‘Dearly Departed,’ a Winneshiek comedy to die for.
a review by sue langenberg

Winneshiek Playhouse continues its 90th season with “Dearly Departed.” Opening Friday, the comedy promises scene-to-scene laughter as the dynamics of a dysfunctional family attempt to bury their own.
Co-written by David Bottrell and Jessie Jones, the comedy expresses the quirks and perks of any family that may or may not like each other as they gather for a funeral. To spice up the scheme of the action, it all takes place in the South, the rural South no less where beers flow and bibles thump.
The comedy is often compared to “Greater Tuna,” another offering of hysteria where there are double parts, cross-dressers and costume changes at breakneck speed behind the scenes. Some memorable productions of ‘Tuna’ in the area include Mighty Richland Players Dinner Theatre of Orangeville, Timber Lake Playhouse and “A Tuna Christmas” at WP.
For this ‘Dearly Departed,’ production, however, director Joey Davis took on a larger cast than the script called for when too many hopefuls auditioned for the parts; a community theatre’s dream.
“You can’t say ‘no’ to anyone, so we made changes from there on,” he said. Thus, the comedy took on more faces and fewer doubling of parts.
Caught up in the volunteer spirit, Davis also claims to have agreed to direct in exchange for Girl Scout cookies. Beneath his humor and modesty, he has been no slouch in the theatre world. His credits include a theatre degree from University of Wisconsin in Platteville. In this area, he has directed horror including “The Cellar” and “A Shot in the Dark,” (Mighty Richland Players) and a WP directing stint fourteen years ago – before “life got in the way,” he recalls.
There is much talent taking the stage for this hilarity and all the appropriate clashes between each personality. As matriarch of a family of dysfunction, Martha Hoefer as Raynelle Turpin appears to be the portrait of white gloves and folded hands. But beneath all that proper behavior is much angst against her suddenly departed husband.
Sister-in-law Marguerite would normally be in drag, but Dawn Degenhardt makes a most plausible image with her pursed lips and bible never far from her side. Her son Royce, on the other hand, has little by his side but beer cans and a deaf ear to his mother’s attempts to be with the Lord. Shawn Killingbeck as Royce is always a kick on stage and off and whips up a perfect storm of comedy every appearance.
As one of Raynelle’s sons, Ray-Bud punctuates his raw presence with grunts, and spouts while claiming that everyone around him is crazy. Joe Schemel takes on the role in large presence while he paces and accesses his worthless family. With every development, he seems to become larger than life. To gently contrast his tyrannical pacing, his wife Lucille is an anchor of common sense. Jessica Caruso plays that leveling image very well with the stereotypical innocence embedded across every frown, every smile.

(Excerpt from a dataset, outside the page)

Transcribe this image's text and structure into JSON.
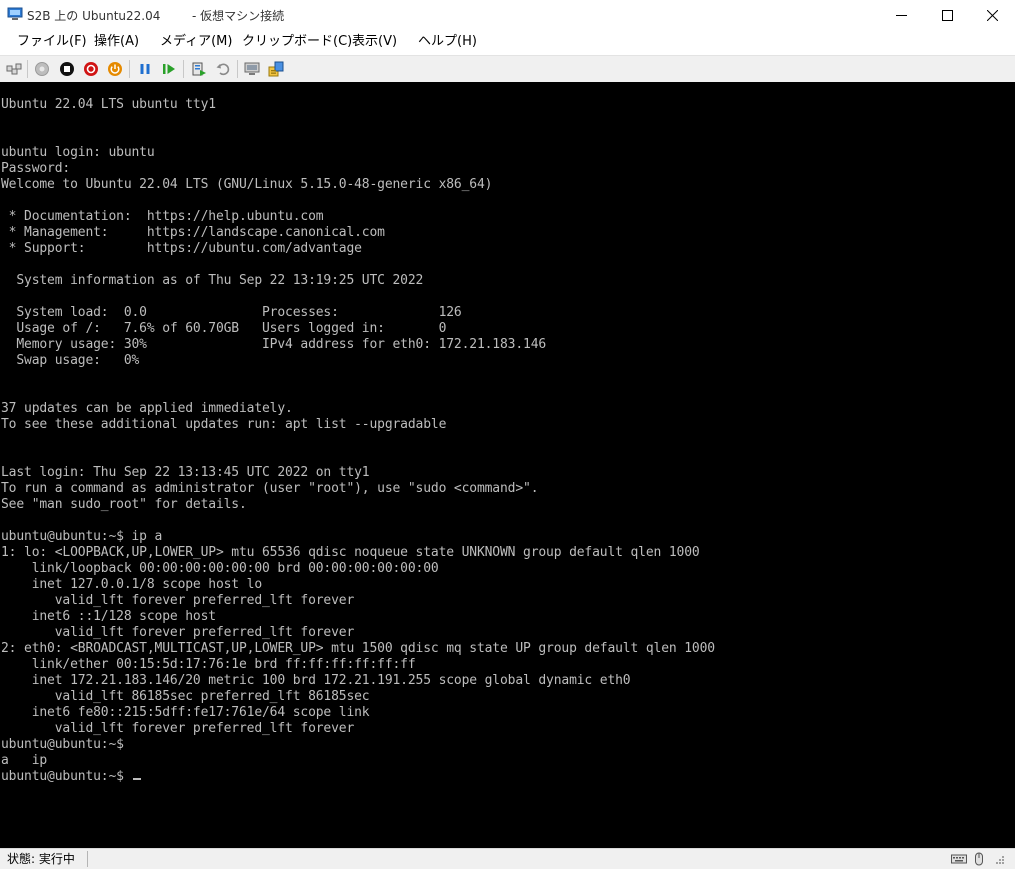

Other son Junior by Jamie Ertmer is a worthless dreamer who seems to fail at everything except having children that he can’t support. Ertmer plays well the part as weak victim of his wife’s wrath.
One of the strongest performances in the play is Junior’s wife Suzanne whose bellicose and combative nature rails against husband Junior. Lacee Yeoman as nagging wife can hardly be upstaged as a constant reminder of his failures in life and raises the level of her rant into a most emasculating manner. She grows larger with accusations and jealousy while he grows weaker, another perfect storm of contrasts.
Accidental daughter Delightful, is played by Lilly Rawley who nails the seemingly minor part as the junk food junkie, perhaps the slightly “slow” one of the family.
Returning deep vibes John Jurkovic, following a huge success in WP’s “Forever Plaid,” finds himself in a less-than-musical situation in the choir scene with a chaotic chorus and many painful expressions, and also in a wheel chair with a grunt or two on a lower scale. His older sister Sophia Jurkovic also joins the cast as pretentious Juanita, Nicholas Cooper as Clyde and Bud Turpin, Elizabeth Ulrick as Nadine, and Grace Wagner as elderly Veda.
Last and certainly not least is another strong performance by Todd Barr as Reverend Hooker who finds himself clearly above his pay grade with each swipe of his forehead with his handkerchief. He begins as imposing and God-fearing, but scene by scene unravels until he can’t get away from this family fast enough!
“Dearly Departed” opens Friday April 8 at 7:30 p.m. and runs April 15 and 16 – also 7:30 p.m. Two performances on April 9, 2 p.m. & 7:30 p.m. Next play, “I Never Sang For My Father” (Drama), June 24, 25, 30, July 1 and 2. Look ahead to the summer for the Children’s Summer Theater Workshop available for ages 9 thru 13. Tickets available at (815) 232-7023 or tickets@wplay.org.